I set a goal to visit Nehemiah’s wall in Jerusalem.
I read the leadership book, “Hand Me Another Brick” by Charles Swindoll, and was impressed by the leadership and work of Nehemiah (an old testament character in the Bible – read up, if you get the opportunity). I wanted to see what he led his people to build, so when the opportunity to tour Israel was offered, I took it.
We arrived in Israel on the day of Yitzhak Rabin’s funeral (you may remember that he was assassinated in November 1995 – interestingly enough, Rabin’s father’s name was Nehemiah… random, but true). Read up on Rabin, if you haven’t already. The streets were very crowded because so many people were in town for the funeral, and I was surprised to see all the twenty-somethings carrying weapons (military service), but dressed in civilian clothes.
We toured through many parts of Israel and Jordan. Bethlehem was going to be turned over to the Palestinians the next month, so there was a bit of tension while we were there. I also remember twisting through road blocks around Jericho as we passed through the area where Yasser Arafat lived (I was able to look into his compound without getting shot). I was able to ride a Camel while in Jericho (another goal). Most of the rest of Israel was pretty stress free. We rode out a storm (that came out of nowhere – very biblical) on the Sea of Galilee, waded in the Jordan River, and went swimming (well, floating) in the Dead Sea.
We were able to visit the Holocaust Museum, the Western Wall, the Mount of Olives, and many other sights while in Jerusalem. An interesting note; while in Israel, we hooked up with a tour group. Since the tour group did not have any religious affiliation, the tour guide took us to all of the famous sites – there are unique Catholic, Orthodox, and Christian sites for most events in the life of Christ. Apparently, over 2,000 years, each group has decided which sites work for them.

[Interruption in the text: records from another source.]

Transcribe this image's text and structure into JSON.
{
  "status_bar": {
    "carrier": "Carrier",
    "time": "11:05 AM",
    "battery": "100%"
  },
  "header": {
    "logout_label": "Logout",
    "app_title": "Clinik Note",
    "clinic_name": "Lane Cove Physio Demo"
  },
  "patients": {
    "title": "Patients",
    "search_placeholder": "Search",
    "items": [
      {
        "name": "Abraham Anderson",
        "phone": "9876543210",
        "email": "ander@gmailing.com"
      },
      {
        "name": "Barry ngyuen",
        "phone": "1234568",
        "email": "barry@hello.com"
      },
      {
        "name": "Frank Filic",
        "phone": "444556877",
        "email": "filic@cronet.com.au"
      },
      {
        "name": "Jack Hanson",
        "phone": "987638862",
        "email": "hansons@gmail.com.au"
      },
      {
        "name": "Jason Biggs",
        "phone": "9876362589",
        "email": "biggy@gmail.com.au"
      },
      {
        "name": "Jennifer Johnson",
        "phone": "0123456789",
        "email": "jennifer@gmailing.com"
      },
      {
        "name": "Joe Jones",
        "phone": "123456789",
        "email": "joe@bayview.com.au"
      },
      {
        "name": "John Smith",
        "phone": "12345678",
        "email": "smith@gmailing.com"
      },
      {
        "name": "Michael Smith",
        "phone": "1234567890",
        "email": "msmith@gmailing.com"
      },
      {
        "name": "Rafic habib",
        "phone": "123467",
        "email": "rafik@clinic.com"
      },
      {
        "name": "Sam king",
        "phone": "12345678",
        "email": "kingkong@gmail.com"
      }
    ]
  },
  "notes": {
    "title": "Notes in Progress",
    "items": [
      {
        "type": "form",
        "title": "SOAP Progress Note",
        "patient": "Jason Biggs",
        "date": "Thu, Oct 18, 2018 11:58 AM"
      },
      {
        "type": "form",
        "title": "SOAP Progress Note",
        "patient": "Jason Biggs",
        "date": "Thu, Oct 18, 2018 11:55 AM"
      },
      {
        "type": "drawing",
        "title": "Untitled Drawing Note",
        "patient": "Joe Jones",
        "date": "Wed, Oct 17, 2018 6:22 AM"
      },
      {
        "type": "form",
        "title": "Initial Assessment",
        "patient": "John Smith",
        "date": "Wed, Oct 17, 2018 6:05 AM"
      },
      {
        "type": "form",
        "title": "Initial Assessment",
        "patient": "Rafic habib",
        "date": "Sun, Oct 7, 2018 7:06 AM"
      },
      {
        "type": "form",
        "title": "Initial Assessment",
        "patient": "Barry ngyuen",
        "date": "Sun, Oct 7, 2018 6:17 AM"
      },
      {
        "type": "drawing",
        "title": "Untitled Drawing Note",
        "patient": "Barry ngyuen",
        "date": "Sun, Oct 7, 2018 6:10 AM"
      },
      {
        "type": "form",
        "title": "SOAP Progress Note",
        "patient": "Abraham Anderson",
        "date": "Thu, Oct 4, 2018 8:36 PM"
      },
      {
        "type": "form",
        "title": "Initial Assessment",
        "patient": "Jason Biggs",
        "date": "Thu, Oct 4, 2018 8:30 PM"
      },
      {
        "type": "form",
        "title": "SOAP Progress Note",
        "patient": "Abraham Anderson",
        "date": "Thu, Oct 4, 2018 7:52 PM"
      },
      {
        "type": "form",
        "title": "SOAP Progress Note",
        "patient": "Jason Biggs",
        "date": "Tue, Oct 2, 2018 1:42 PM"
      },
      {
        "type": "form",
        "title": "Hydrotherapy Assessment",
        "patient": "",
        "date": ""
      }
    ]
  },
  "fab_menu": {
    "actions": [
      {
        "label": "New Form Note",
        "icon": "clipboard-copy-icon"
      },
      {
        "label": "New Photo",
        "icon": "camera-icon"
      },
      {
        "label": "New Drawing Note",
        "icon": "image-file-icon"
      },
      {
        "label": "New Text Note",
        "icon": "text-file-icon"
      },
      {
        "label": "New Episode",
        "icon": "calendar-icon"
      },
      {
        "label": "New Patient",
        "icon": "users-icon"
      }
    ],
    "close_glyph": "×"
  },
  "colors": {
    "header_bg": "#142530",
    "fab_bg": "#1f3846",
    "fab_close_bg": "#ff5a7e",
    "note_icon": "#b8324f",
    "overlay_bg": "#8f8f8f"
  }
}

The Western Wall (I think I used to hear it referred to as the Wailing Wall), was part of the outer wall of the Temple, is the only part of the Temple that wasn’t destroyed in 70C.E., and is the closest you can get to “the dwelling place of God.” You will see, in the photo below, an archway – within is a very nice library.
While in Jerusalem, I let the tour guide know that I wanted to see Nehemiah’s wall and he said he would let me know when we were close. During our tour of the old city, he told me that during our shopping time he would give me directions… he did. I followed them down a couple of streets and down some steps until I was well under street level. I saw a pane of glass near the floor and through the glass I could see part of a wall – just about all that was left of Nehemiah’s magnificent wall (you should really read the story). Jerusalem has been torn down and rebuilt so many times that the people didn’t try to clear rubble, they just built the new walls and buildings on top of the rubble – hence, all the archaeological digs that constantly take place in and around Jerusalem. So, Nehemiah’s wall is way below ground and even the Western Wall is below street level (look at the top of the Western Wall photo and you will see a white building – that is, more or less, street level).
It was a fun and fascinating trip. I was able to complete a couple of items on my list and gain a better understanding of current (well… at the time) and biblical events in Israel. All in all – well worth it.